> _Exercise goal_:
Once you find a line containing the word "JSON" in the entries below, copy it.
*** Opening of Data for the task ***
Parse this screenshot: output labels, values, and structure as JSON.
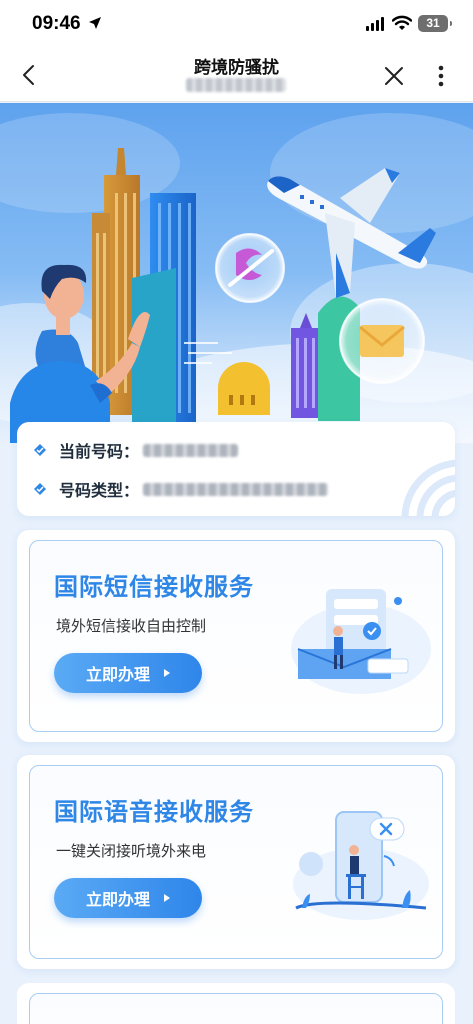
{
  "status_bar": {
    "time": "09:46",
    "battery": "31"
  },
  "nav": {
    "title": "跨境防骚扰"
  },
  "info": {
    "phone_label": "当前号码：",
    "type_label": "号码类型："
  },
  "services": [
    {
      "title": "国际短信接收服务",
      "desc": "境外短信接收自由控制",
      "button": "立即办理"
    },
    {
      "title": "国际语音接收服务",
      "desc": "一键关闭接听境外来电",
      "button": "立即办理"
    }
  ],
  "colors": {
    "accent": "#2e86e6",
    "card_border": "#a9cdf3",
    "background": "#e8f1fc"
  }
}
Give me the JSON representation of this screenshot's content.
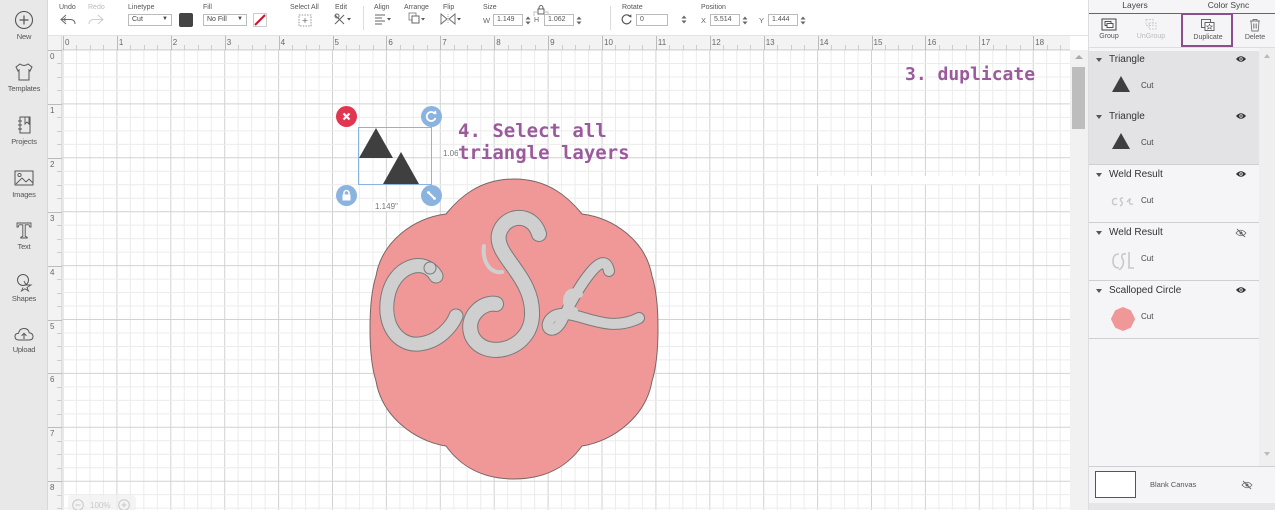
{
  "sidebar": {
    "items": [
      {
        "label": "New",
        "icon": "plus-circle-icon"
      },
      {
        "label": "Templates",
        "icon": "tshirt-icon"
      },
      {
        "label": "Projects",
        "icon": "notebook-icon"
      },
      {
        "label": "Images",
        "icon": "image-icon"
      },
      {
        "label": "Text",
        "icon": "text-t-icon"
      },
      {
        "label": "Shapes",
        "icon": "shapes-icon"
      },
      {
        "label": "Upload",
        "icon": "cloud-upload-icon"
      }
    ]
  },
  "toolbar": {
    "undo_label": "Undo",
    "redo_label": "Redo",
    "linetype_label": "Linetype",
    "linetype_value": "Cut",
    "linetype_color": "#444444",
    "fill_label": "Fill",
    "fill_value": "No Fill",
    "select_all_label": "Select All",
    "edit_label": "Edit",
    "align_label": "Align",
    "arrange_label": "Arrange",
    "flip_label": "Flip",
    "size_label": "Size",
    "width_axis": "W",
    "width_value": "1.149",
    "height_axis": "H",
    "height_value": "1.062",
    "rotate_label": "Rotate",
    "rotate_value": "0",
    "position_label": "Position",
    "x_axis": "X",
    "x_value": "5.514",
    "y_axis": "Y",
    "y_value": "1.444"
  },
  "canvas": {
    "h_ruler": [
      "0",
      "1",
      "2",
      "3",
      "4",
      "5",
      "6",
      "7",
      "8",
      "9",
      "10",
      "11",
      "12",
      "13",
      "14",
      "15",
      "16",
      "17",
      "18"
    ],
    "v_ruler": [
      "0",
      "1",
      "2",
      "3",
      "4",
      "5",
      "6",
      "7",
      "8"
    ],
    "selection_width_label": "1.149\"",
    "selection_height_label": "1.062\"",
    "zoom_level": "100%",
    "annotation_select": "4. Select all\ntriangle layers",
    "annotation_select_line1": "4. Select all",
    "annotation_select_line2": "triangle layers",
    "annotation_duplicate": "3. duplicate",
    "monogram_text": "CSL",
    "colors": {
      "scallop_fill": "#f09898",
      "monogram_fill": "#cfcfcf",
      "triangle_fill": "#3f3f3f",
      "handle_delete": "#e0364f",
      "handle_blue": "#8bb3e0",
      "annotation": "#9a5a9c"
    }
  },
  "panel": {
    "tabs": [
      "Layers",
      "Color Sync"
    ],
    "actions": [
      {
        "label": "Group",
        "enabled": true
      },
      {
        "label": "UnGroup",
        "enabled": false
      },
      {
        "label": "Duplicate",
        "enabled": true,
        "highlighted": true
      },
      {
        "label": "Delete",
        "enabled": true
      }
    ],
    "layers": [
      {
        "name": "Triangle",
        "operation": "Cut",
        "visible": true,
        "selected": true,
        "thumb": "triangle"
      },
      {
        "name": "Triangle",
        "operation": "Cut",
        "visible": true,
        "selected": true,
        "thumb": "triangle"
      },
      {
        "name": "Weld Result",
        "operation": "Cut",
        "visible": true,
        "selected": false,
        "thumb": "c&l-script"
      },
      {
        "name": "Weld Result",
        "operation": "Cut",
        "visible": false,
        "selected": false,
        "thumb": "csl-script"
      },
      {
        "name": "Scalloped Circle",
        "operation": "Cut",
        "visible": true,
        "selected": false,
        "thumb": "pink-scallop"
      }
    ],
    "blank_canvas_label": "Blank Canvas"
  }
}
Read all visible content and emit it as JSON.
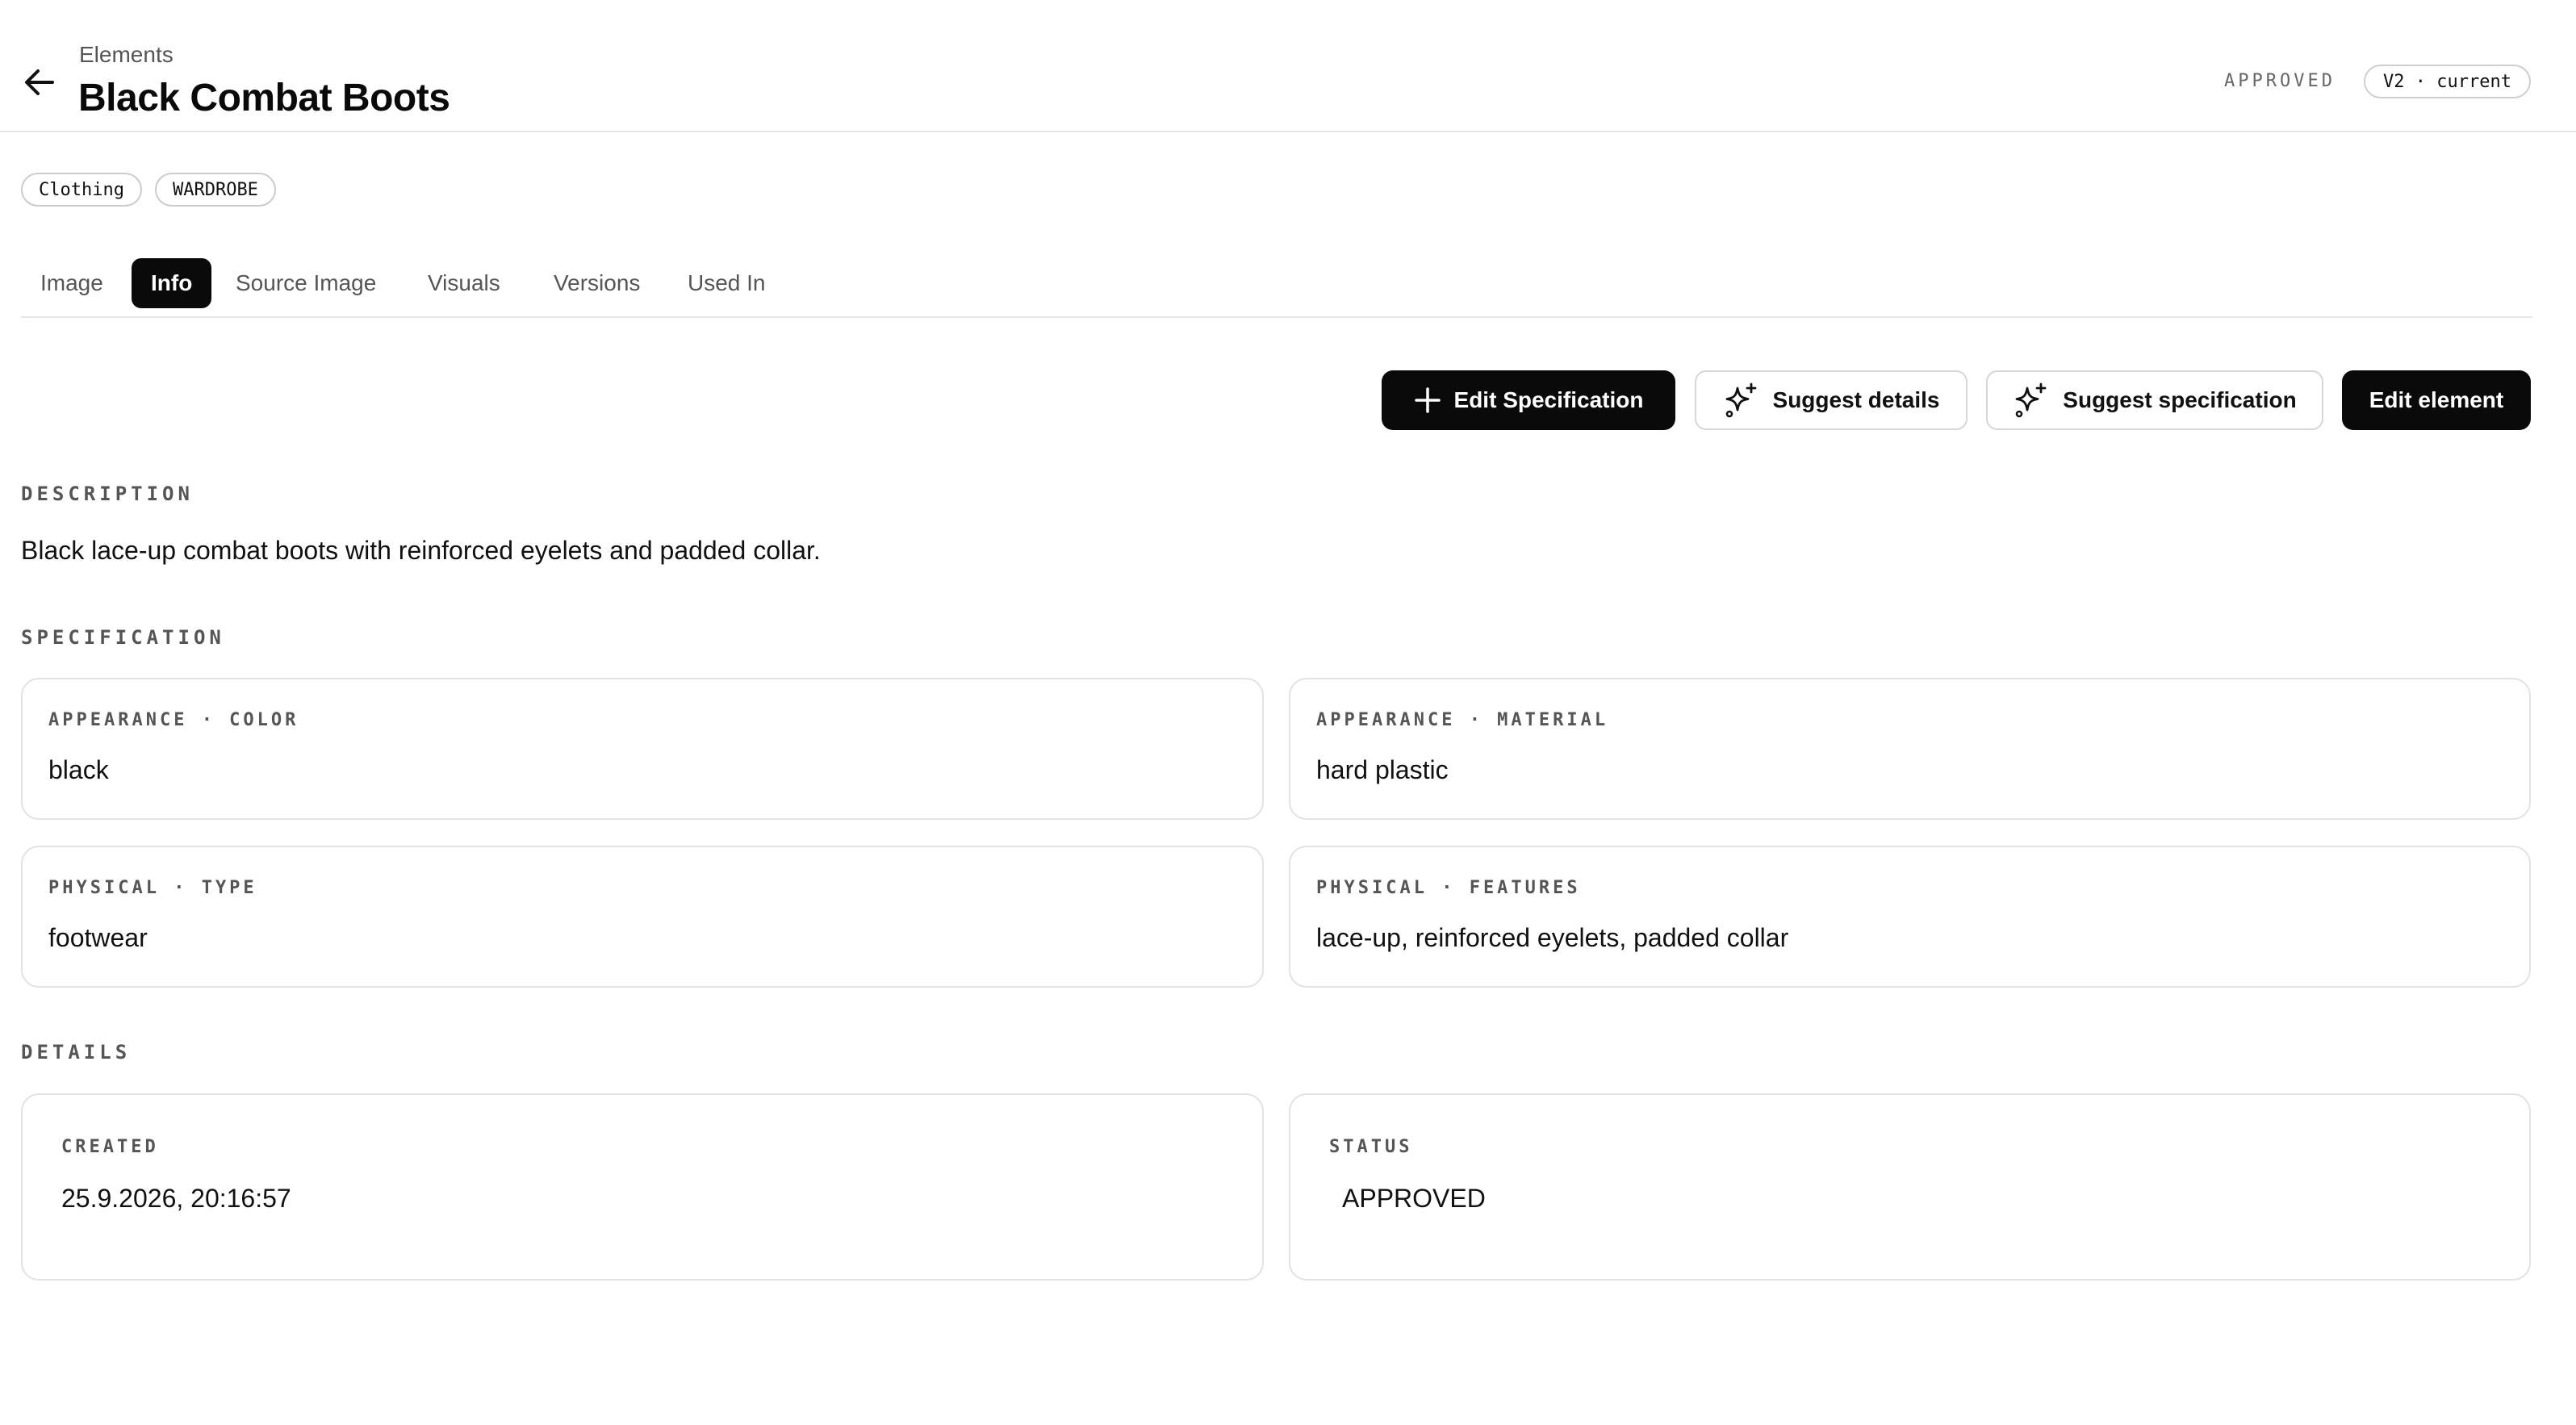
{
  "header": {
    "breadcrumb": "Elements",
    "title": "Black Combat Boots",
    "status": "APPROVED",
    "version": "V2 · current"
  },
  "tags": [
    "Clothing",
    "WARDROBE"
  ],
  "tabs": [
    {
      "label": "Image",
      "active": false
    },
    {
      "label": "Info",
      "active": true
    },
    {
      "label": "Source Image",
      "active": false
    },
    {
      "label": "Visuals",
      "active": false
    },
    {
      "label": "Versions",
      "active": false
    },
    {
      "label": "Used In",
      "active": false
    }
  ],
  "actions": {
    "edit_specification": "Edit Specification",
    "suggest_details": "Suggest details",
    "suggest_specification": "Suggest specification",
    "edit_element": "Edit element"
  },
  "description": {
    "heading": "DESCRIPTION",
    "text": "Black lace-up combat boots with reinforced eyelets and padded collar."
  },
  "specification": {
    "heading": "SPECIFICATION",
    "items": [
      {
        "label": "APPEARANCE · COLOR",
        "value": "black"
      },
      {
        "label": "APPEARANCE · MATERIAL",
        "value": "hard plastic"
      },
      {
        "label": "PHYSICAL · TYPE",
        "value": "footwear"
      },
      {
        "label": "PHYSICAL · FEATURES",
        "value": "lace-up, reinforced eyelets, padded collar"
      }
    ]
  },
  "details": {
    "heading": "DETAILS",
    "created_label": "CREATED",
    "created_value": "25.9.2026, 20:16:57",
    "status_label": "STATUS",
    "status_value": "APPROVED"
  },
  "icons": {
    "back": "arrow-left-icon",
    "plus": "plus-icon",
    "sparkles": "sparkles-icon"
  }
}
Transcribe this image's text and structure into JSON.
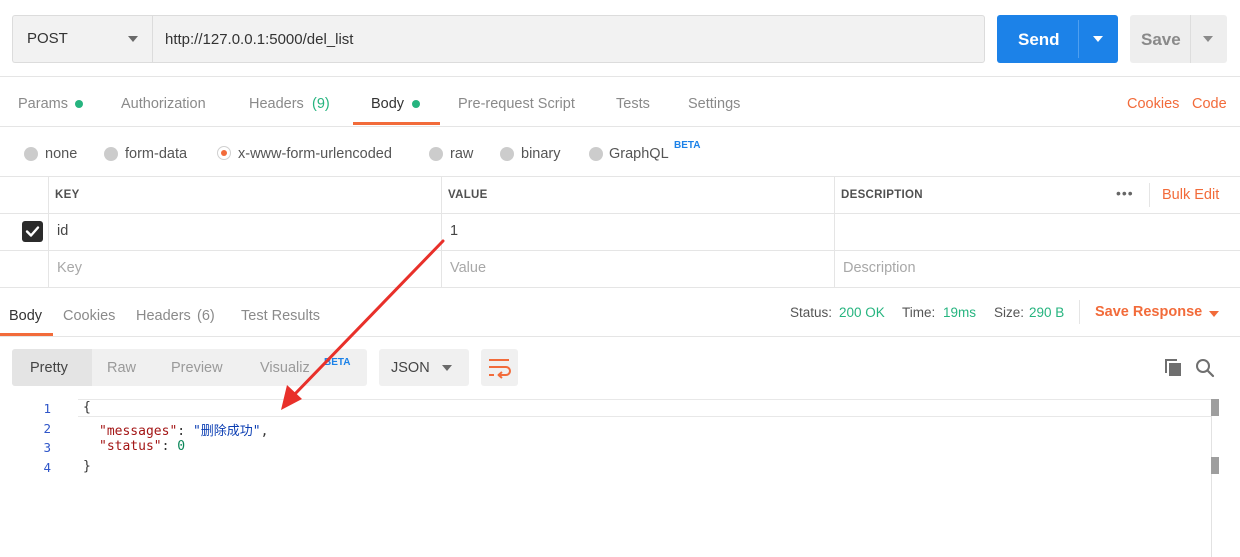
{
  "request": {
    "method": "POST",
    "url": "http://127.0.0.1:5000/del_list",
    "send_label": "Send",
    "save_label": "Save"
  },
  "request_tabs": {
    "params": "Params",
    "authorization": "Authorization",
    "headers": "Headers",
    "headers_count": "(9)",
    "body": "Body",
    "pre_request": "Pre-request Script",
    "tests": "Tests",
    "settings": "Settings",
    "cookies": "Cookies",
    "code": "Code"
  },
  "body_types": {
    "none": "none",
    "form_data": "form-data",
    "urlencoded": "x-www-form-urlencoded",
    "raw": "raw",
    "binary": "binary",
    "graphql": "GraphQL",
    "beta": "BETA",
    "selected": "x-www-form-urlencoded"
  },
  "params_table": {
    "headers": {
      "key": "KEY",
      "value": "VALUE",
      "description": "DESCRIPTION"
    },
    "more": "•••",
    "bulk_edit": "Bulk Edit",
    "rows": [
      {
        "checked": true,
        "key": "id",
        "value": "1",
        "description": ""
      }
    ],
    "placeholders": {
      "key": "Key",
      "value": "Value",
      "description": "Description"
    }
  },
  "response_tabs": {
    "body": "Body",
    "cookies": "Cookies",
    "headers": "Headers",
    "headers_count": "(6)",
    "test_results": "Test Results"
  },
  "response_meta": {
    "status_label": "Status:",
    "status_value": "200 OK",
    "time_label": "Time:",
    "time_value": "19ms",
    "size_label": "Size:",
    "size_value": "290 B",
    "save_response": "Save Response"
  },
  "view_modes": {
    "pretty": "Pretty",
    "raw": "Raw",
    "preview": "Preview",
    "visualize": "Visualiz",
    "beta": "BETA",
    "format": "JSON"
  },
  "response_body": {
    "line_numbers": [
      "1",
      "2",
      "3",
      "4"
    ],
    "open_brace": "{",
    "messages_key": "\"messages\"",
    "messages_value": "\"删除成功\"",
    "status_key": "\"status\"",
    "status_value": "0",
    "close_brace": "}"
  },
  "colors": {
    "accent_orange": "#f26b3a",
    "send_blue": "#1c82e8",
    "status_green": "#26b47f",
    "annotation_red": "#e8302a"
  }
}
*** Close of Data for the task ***
> _Written answer_:
Parse this screenshot: output labels, values, and structure as JSON.
Give me the JSON representation of this screenshot's content.
Read all visible content and emit it as JSON.
Transcribe this image's text and structure into JSON.
    "format": "JSON"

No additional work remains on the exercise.